This article has been reviewed according to Science X's editorial process and policies. Editors have highlighted the following attributes while ensuring the content's credibility:


trusted source

written by researcher(s)


Why you shouldn't let guilt motivate you to exercise

exercise break
Credit: Ketut Subiyanto from Pexels

The hardest part of consistently exercising is finding the motivation to do it. But using the wrong type of motivation for your workouts could militate against you—and could even have consequences for your mental health.

Our research, which investigated the motivations of 650 frequent exercisers, found that people who believed things like "I am a loser if I do not succeed in things that matter to me" and "I have to be viewed favorably by people that matter to me" were more likely to use self-pressure and wanting to avoid guilt as to exercise.

Not only was this group more likely to not want to exercise at all, we also found that those who used guilt and self-pressure as motivation were at greater risk of experiencing poor .

The tendency to hold dogmatic beliefs like "I must" or "I have to," and harmful beliefs about yourself creates a negative and unhealthy approach to exercise.

But the darker side of this mindset is that people who held these beliefs reported higher symptoms of anxiety, depression and stress compared with exercisers who didn't use self-pressure and guilt as motivation.

While it's possible that people already experiencing poor mental health would be more likely to have negative beliefs about themselves, there's a deeply reciprocal relationship between mental health and how we think and act.

Research shows that extreme, rigid, negative ways of thinking are risk factors for mental health problems. Repeating many times, over many years, can lead to deep self-loathing which can corrode your mental health and leave you in a continuous state of stress and depression. It can also make you even less likely to positively change your thinking and exercise habits.

On the other hand, our study found that people who reported lower symptoms of depression, anxiety and stress had significantly less extreme, rigid and negative ways of thinking. These participants were less likely to endorse ways of thinking that involved self-demands ("I must"), magnification ("things are awful"), and self-condemnation ("I am a failure").

These exercisers reported using more useful forms of motivation to workout, such as exercising because they loved the activity and recognized the value and importance of exercise as a part of their identity.

These findings show us just how important the thoughts you use to motivate your workouts can be, especially when it comes to your mental health.

One solution to these ways of thinking is a psychological approach called rational emotive behavior therapy (REBT). REBT aims to understand and challenge deeply held beliefs and develop helpful alternatives. This approach may help an exerciser go from "I have to exercise" and "I'd be worthless if I didn't exercise" to thinking "I really want to exercise, but if I didn't exercise, I would be disappointed, but I would not be worthless."

Improving a person's beliefs about exercise can change their motivation from being centered on self-pressure and guilt to seeing the value and potential enjoyment in working out.

There are many ideas and tools we can apply from REBT even without having to step foot inside a psychologist's office. So if you find yourself falling into this cycle of self-loathing and losing motivation to exercise, here's what you can do.

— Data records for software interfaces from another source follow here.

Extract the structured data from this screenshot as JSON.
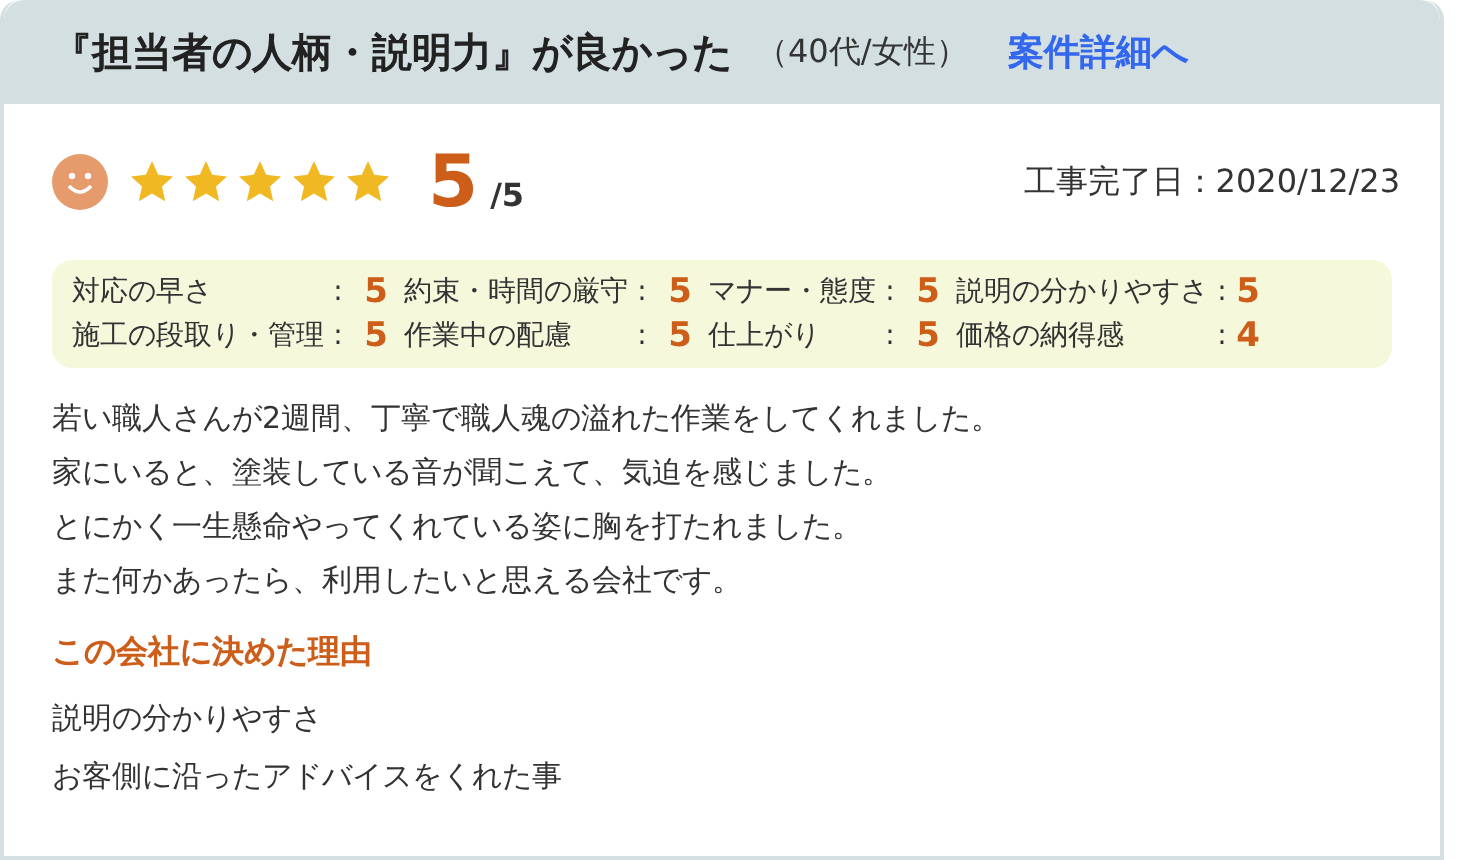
{
  "header": {
    "title": "『担当者の人柄・説明力』が良かった",
    "respondent": "（40代/女性）",
    "link": "案件詳細へ"
  },
  "summary": {
    "stars": 5,
    "score": "5",
    "out_of": "/5",
    "completion": "工事完了日：2020/12/23"
  },
  "ratings": [
    {
      "label": "対応の早さ",
      "separator": ":",
      "score": "5"
    },
    {
      "label": "約束・時間の厳守",
      "separator": ":",
      "score": "5"
    },
    {
      "label": "マナー・態度",
      "separator": ":",
      "score": "5"
    },
    {
      "label": "説明の分かりやすさ",
      "separator": ":",
      "score": "5"
    },
    {
      "label": "施工の段取り・管理",
      "separator": ":",
      "score": "5"
    },
    {
      "label": "作業中の配慮",
      "separator": ":",
      "score": "5"
    },
    {
      "label": "仕上がり",
      "separator": ":",
      "score": "5"
    },
    {
      "label": "価格の納得感",
      "separator": ":",
      "score": "4"
    }
  ],
  "comment": [
    "若い職人さんが2週間、丁寧で職人魂の溢れた作業をしてくれました。",
    "家にいると、塗装している音が聞こえて、気迫を感じました。",
    "とにかく一生懸命やってくれている姿に胸を打たれました。",
    "また何かあったら、利用したいと思える会社です。"
  ],
  "reason": {
    "heading": "この会社に決めた理由",
    "lines": [
      "説明の分かりやすさ",
      "お客側に沿ったアドバイスをくれた事"
    ]
  }
}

Think critically about your thinking

When you think about exercising, are your thoughts negative, unhelpful and self-pressuring? Be more critical of your thoughts about exercise, and ask yourself whether they make sense—and if they're helping you.

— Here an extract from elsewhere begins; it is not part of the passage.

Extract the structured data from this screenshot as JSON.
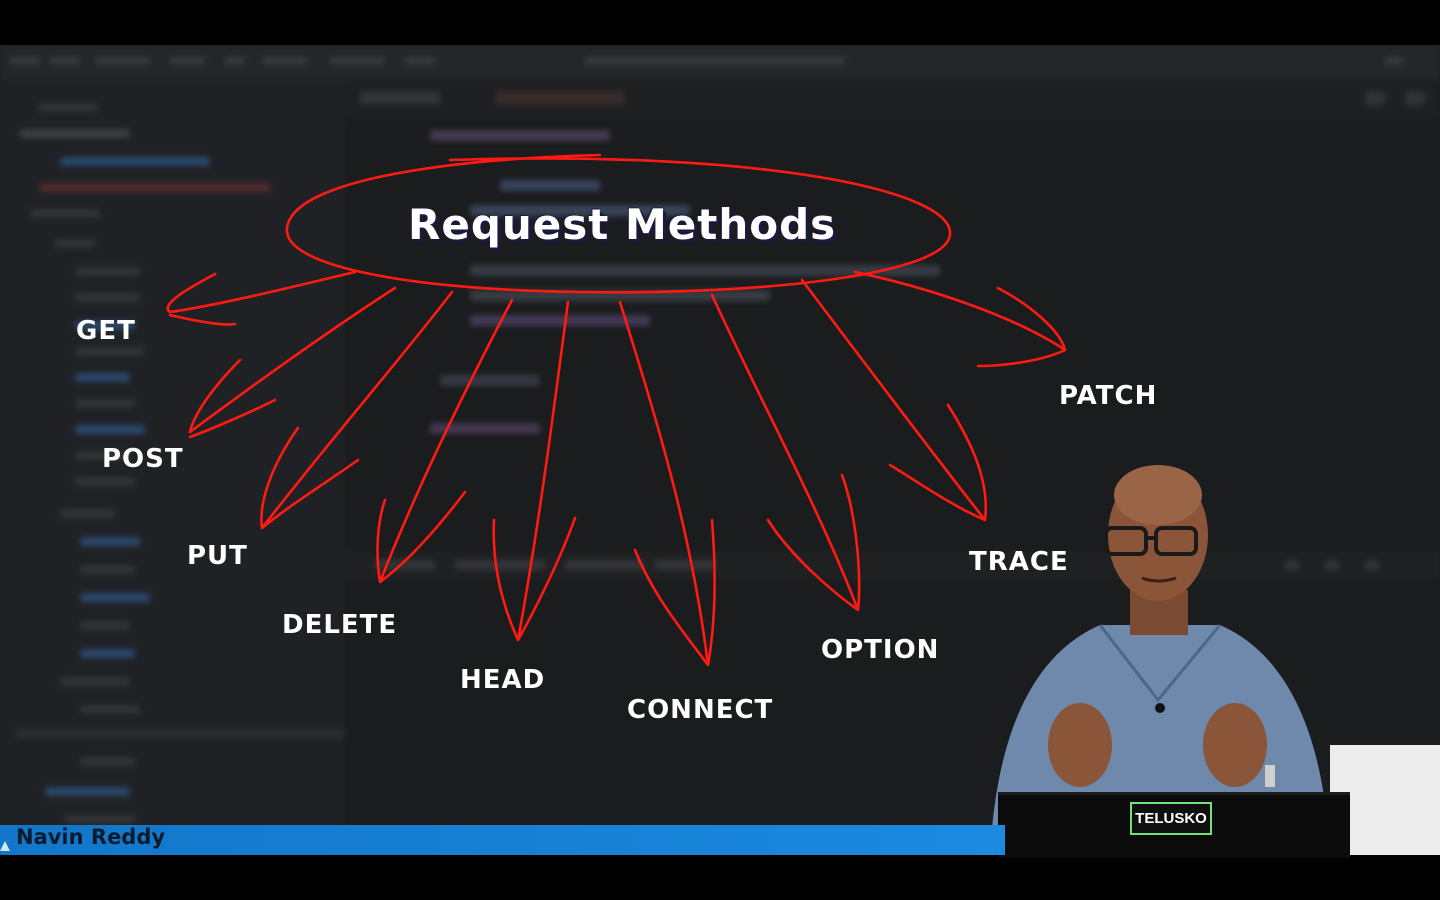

If the answer is no, try to work on adopting thoughts that do make sense and help you achieve your exercise goals, such as seeing exercise as something to enjoy, instead of something you have to do out of guilt. Being able to challenge your own unhelpful beliefs, and learning to harness more helpful ones, can help you achieve your goals.

Realize you're not what you do

As human beings, we're imperfect. We mess up—but we also do great things. When things don't go to plan, it's important to try and accept this. And remember that failing doesn't mean you're a failure.

Realize that you aren't defined by your shortcomings. Recognizing that failing does not make you a failure may help you better bounce back from times when you fall short of your goals and expectations and keep on track with reaching your goals and finding solutions.

Harness the power of want

You're far more likely to stick to your exercise goals if you want to do them. Find an activity that offers you something more than just exercise. Perhaps join an exercise group where you can make new friends or rekindle your passion for something you used to do.

If you're only exercising because you believe you have to or to avoid guilt, then you probably won't stick with it. Nobody likes to be pressured into doing difficult things. Finding an activity you don't have to force yourself to do may help you move from seeing exercise as something you have to do to something you love to do.

Exercise is, of course, important, but guilting yourself into doing it will probably do more harm than good. The best way is by finding things you enjoy, accepting yourself unconditionally if your motivation does wane, and removing "have to" from your thoughts about .

Provided by The Conversation

This article is republished from The Conversation under a Creative Commons license. Read the original article.The Conversation

Citation: Why you shouldn't let guilt motivate you to exercise (2024, January 9) retrieved 18 July 2024 from
This document is subject to copyright. Apart from any fair dealing for the purpose of private study or research, no part may be reproduced without the written permission. The content is provided for information purposes only.

Explore further

Study reveals warning signs of poor mental health in athletes


Feedback to editors